## ACTIVITY:
Show each line of the data below that has the string "this" in it.

RECORDED INFORMATION: Begin

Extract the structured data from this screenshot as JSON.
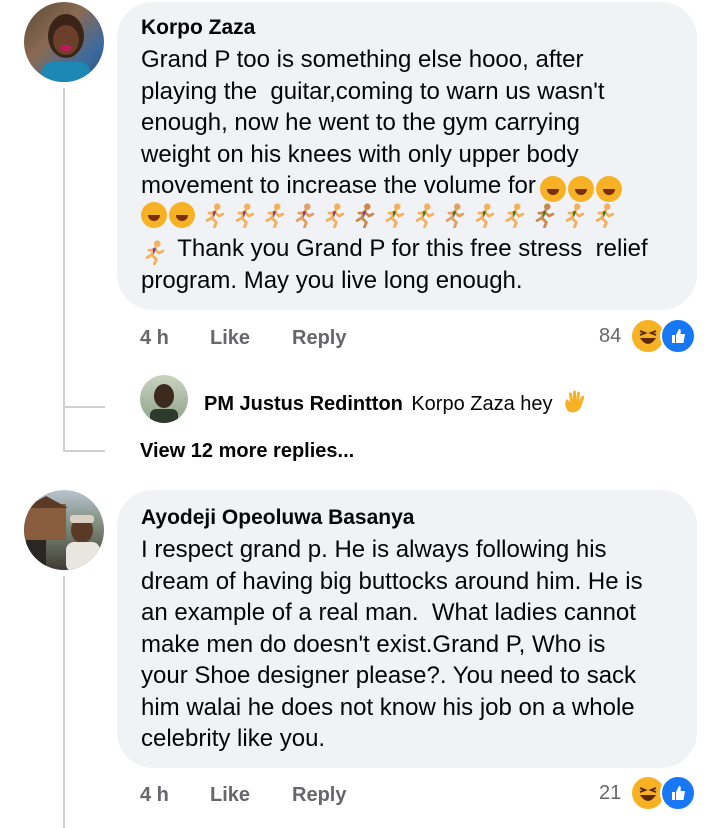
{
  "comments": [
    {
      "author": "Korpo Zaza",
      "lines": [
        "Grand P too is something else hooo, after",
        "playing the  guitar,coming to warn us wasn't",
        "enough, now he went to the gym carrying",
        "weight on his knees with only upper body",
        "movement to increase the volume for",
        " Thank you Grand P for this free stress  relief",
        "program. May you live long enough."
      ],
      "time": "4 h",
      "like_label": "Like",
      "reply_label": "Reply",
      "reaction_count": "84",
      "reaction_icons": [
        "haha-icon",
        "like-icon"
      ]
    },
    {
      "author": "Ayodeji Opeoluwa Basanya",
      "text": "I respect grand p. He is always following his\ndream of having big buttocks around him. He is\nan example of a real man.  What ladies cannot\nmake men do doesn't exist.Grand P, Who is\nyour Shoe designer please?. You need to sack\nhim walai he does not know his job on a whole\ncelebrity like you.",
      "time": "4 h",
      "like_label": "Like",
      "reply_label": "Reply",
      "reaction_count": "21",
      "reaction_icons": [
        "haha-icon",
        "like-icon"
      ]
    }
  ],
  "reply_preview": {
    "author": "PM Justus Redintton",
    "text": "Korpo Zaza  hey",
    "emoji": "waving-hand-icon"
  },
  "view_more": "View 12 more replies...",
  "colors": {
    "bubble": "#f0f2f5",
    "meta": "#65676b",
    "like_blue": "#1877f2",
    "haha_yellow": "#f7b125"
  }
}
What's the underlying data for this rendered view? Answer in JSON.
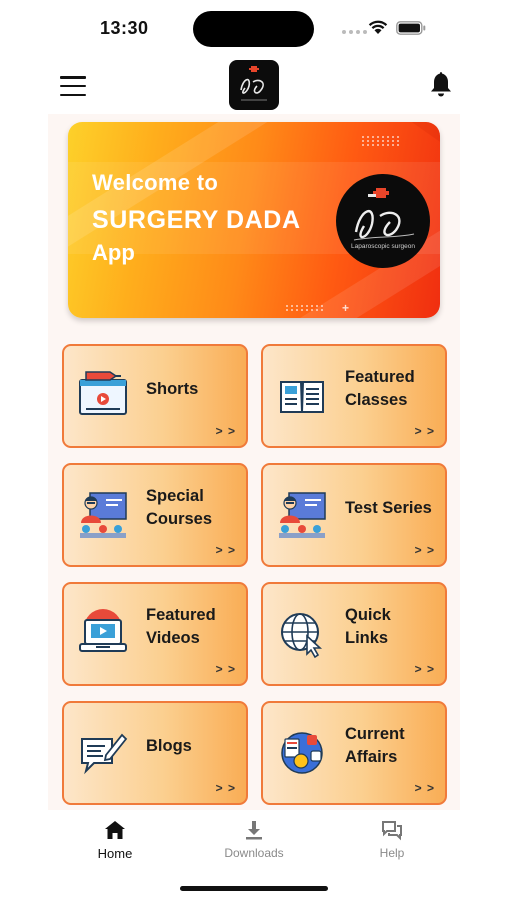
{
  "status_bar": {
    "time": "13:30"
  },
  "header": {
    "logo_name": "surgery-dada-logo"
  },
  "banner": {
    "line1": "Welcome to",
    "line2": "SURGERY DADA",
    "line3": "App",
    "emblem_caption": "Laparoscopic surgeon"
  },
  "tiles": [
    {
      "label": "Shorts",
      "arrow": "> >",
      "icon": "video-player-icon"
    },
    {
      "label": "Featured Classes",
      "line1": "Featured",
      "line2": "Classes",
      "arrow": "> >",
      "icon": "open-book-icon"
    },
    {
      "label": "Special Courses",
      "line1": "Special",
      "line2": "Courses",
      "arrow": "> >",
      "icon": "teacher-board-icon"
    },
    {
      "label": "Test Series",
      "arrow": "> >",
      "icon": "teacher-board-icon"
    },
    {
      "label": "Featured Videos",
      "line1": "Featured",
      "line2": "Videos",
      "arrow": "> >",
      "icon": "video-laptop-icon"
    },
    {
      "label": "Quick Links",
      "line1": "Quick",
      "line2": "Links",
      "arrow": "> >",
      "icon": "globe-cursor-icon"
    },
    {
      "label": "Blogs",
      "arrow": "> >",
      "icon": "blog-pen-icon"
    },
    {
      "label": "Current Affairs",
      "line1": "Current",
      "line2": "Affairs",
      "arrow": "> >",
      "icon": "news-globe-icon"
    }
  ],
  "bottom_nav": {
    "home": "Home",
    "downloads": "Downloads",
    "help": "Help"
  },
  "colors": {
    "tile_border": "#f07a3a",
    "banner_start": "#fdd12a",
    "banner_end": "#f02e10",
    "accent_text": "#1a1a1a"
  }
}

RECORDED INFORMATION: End
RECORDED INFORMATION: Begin

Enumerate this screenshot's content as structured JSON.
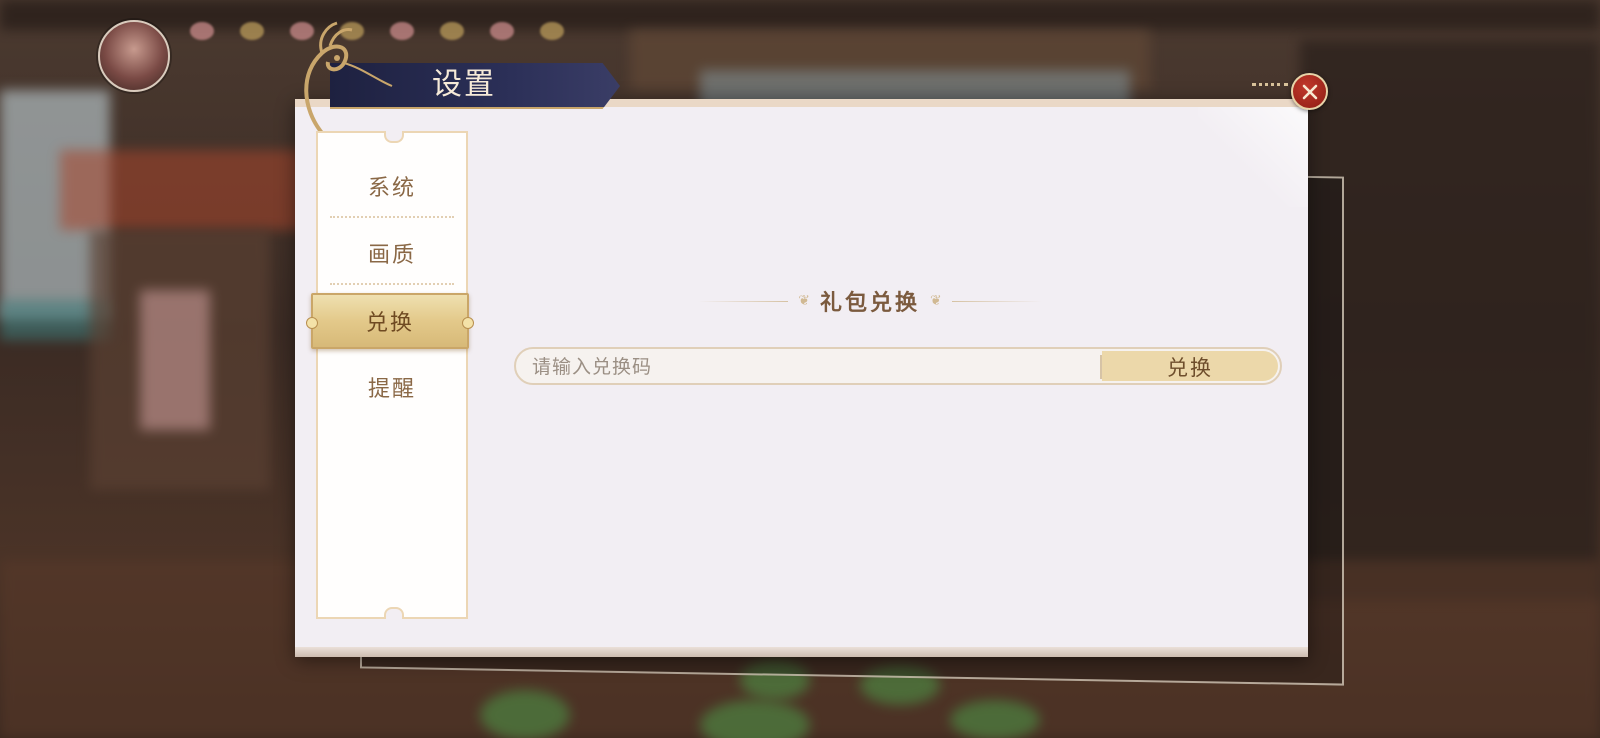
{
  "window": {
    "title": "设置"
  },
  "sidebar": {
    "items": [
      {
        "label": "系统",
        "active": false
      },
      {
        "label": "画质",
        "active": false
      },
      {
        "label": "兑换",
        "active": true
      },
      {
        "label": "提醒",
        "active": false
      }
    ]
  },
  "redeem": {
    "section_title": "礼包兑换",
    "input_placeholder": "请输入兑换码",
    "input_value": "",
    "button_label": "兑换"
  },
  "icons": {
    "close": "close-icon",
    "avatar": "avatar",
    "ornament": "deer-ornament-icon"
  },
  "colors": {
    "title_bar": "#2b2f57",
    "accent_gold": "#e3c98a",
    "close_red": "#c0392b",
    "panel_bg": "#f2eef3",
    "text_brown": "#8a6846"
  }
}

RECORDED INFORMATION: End

## EXPECTED ANSWER:
Extract the structured data from this screenshot as JSON.
        " Thank you Grand P for this free stress  relief",
What's the underlying data for this rendered view? Answer in JSON.
Enumerate this screenshot's content as structured JSON.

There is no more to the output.